The sixth chapter continues the discussion of the 1993 crisis, then moves on to the creation of NTV, Russia’s first Western-style television station. Of course, NTV had to compete with Channel One and other state media, which caused tensions with the state when NTV covered the first Chechnya war from the Chechen point of view. The chapter concludes with the 1996 election, in which the media played an essential role in bringing Yeltsin up from single-digit polling to a victory over Gennady Zyuganov, his Communist challenger. The seventh chapter continues with the events after the election, including a battle between oligarchs that turned into a political crisis, continued troubles with Chechnya, the search for a vision for Russia moving forward, and finally, the 1998 Russian financial crisis.The eighth chapter shows how this milieu combined with NATO airstrikes in Serbia and an overly propagandistic media was able to elevate an obscure KGB agent named Vladimir Putin to the presidency of Russia. The decision of most of NTV’s leadership to side against this was the beginning of the end for the station. The ninth chapter covers the time from the beginning of Putin’s rule to the invasion of Ukraine in 2014, including the ouster of several high-profile opponents of the regime, the bringing of NTV into the control of Gazprom and its gradual turn toward the regime, further trouble with Chechen terrorists, the Russo-Georgian War, and the activities of various media personalities. The tenth chapter looks at Putin’s rule in light of Russian popular culture, the rise of the bureaucrat-entrepreneur, the protests of 2011-13, the military operations in Crimea and eastern Ukraine, and the use of propaganda to manufacture support for foreign aggression.

The book is excellent at face value, providing a perspective that can only come from a native person who lived through many of the events described in the book. But it is even more valuable to libertarians and reactionaries for the obvious parallels between Russian history and the current state of affairs in the West, as well as for the warnings concerning the improper dismantling of government monopolies, as happened during the transition from the Soviet Union to modern Russia.

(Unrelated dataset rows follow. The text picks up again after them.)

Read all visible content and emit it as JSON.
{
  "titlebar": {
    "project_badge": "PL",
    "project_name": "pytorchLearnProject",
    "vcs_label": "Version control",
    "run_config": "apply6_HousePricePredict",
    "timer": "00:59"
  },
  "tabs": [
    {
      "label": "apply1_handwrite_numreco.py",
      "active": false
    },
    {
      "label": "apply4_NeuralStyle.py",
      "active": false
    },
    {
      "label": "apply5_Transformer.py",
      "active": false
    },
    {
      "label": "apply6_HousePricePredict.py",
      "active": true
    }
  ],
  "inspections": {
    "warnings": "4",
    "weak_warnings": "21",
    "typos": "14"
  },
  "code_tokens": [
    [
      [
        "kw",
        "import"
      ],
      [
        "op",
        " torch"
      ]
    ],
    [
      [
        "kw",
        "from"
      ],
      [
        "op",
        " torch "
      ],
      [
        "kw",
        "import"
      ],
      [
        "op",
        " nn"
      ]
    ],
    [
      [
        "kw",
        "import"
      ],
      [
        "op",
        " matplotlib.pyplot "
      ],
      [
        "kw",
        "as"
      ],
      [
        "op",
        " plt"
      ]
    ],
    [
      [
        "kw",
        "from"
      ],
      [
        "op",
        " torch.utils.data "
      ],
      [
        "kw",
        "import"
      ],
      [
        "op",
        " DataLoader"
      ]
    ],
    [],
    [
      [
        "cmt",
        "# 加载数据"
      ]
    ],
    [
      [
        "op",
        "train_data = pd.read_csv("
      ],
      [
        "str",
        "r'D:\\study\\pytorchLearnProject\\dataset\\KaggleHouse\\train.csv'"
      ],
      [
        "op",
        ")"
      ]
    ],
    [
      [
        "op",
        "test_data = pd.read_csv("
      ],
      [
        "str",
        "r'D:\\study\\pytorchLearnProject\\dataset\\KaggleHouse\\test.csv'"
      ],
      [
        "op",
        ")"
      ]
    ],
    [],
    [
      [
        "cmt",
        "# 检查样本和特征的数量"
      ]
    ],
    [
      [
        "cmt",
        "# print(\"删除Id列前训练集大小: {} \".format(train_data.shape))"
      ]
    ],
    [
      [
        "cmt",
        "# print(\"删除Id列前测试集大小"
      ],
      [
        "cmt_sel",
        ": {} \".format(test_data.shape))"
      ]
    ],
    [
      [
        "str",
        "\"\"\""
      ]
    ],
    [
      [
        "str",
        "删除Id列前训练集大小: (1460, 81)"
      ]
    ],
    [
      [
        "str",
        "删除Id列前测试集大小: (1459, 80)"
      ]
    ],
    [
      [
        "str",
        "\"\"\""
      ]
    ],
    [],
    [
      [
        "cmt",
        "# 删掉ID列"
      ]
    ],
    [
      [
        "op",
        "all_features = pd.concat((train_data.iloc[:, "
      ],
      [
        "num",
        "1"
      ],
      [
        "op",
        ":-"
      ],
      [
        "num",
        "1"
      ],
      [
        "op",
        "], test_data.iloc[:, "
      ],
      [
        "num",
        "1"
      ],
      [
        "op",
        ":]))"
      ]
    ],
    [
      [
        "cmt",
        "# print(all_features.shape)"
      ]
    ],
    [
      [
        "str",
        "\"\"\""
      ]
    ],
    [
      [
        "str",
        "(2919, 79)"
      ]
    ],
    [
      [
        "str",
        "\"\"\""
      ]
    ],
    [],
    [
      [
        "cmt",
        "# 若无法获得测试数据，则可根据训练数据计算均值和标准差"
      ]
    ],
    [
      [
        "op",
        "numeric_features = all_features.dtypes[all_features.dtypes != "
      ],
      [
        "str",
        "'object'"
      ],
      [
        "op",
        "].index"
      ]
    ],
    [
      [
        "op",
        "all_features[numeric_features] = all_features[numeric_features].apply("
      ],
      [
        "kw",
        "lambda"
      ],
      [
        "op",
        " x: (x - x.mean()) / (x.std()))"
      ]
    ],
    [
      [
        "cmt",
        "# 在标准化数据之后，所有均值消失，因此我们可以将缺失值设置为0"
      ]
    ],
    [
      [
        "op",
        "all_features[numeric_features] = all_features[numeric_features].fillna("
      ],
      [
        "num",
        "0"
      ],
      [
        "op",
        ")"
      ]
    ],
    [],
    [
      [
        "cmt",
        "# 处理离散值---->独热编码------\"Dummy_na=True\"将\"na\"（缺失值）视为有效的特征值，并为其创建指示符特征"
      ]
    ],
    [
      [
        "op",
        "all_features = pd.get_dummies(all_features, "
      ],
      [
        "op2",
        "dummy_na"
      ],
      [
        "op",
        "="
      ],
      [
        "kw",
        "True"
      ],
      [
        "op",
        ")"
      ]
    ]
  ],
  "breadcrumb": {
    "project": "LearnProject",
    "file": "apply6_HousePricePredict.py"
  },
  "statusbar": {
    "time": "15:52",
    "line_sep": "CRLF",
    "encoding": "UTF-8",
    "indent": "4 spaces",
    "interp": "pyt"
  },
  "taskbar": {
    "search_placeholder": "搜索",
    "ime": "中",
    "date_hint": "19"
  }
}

To conclude, the unique explanations of historical events and the focus on the role of the media in steering the ship of state make this book an invaluable addition to the collection of any activist, analyst, historian, strategist, or student.

Rating: 5/5